> **TRY IT**: Every line of the material that mentions the word "APIs" should be copied out.

= Beginning of Section =

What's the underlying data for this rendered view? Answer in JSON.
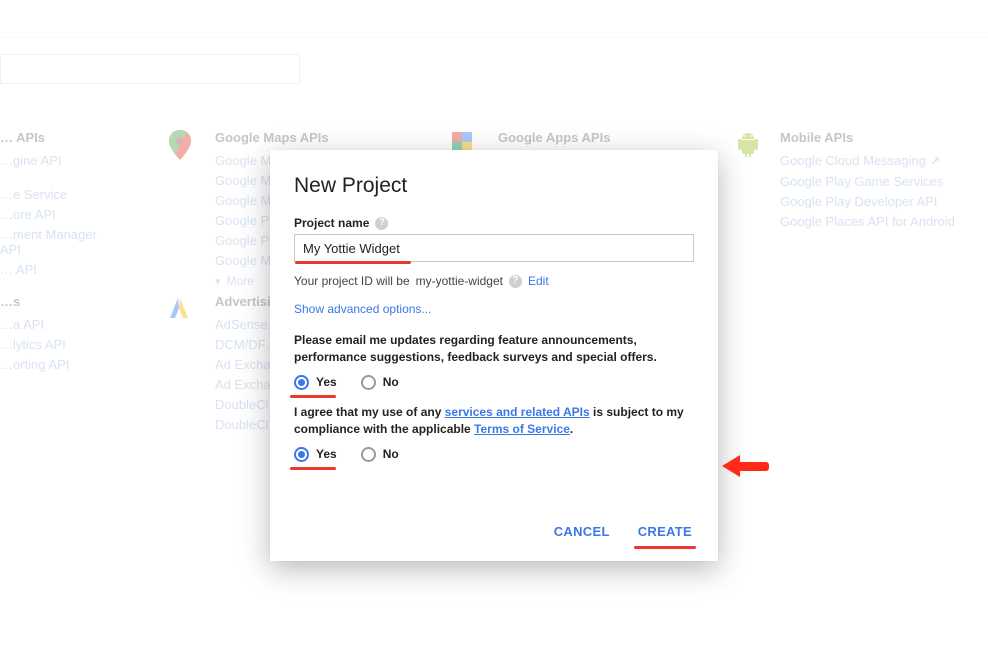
{
  "search": {
    "placeholder": ""
  },
  "background": {
    "col_left": {
      "header": "… APIs",
      "links": [
        "…gine API",
        "",
        "…e Service",
        "…ore API",
        "…ment Manager API",
        "… API"
      ]
    },
    "maps": {
      "header": "Google Maps APIs",
      "links": [
        "Google M…",
        "Google M…",
        "Google M…",
        "Google P…",
        "Google P…",
        "Google M…"
      ],
      "more": "More"
    },
    "col_left2": {
      "header": "…s",
      "links": [
        "…a API",
        "…lytics API",
        "…orting API"
      ]
    },
    "advertising": {
      "header": "Advertisi…",
      "links": [
        "AdSense…",
        "DCM/DF…",
        "Ad Excha…",
        "Ad Excha…",
        "DoubleCl…",
        "DoubleCl…"
      ]
    },
    "apps": {
      "header": "Google Apps APIs"
    },
    "mobile": {
      "header": "Mobile APIs",
      "links": [
        "Google Cloud Messaging",
        "Google Play Game Services",
        "Google Play Developer API",
        "Google Places API for Android"
      ]
    }
  },
  "modal": {
    "title": "New Project",
    "name_label": "Project name",
    "name_value": "My Yottie Widget",
    "projid_prefix": "Your project ID will be",
    "projid_value": "my-yottie-widget",
    "edit_label": "Edit",
    "advanced_label": "Show advanced options...",
    "email_question": "Please email me updates regarding feature announcements, performance suggestions, feedback surveys and special offers.",
    "yes": "Yes",
    "no": "No",
    "tos_prefix": "I agree that my use of any ",
    "tos_link1": "services and related APIs",
    "tos_mid": " is subject to my compliance with the applicable ",
    "tos_link2": "Terms of Service",
    "tos_suffix": ".",
    "cancel": "CANCEL",
    "create": "CREATE"
  },
  "icons": {
    "maps": "map-pin-icon",
    "apps": "google-apps-icon",
    "mobile": "android-icon",
    "advertising": "adwords-icon",
    "external": "external-link-icon"
  }
}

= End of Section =

> **ANSWER SPACE**:
      "header": "… APIs",
      "header": "Google Maps APIs",
      "header": "Google Apps APIs"
      "header": "Mobile APIs",
    "tos_link1": "services and related APIs",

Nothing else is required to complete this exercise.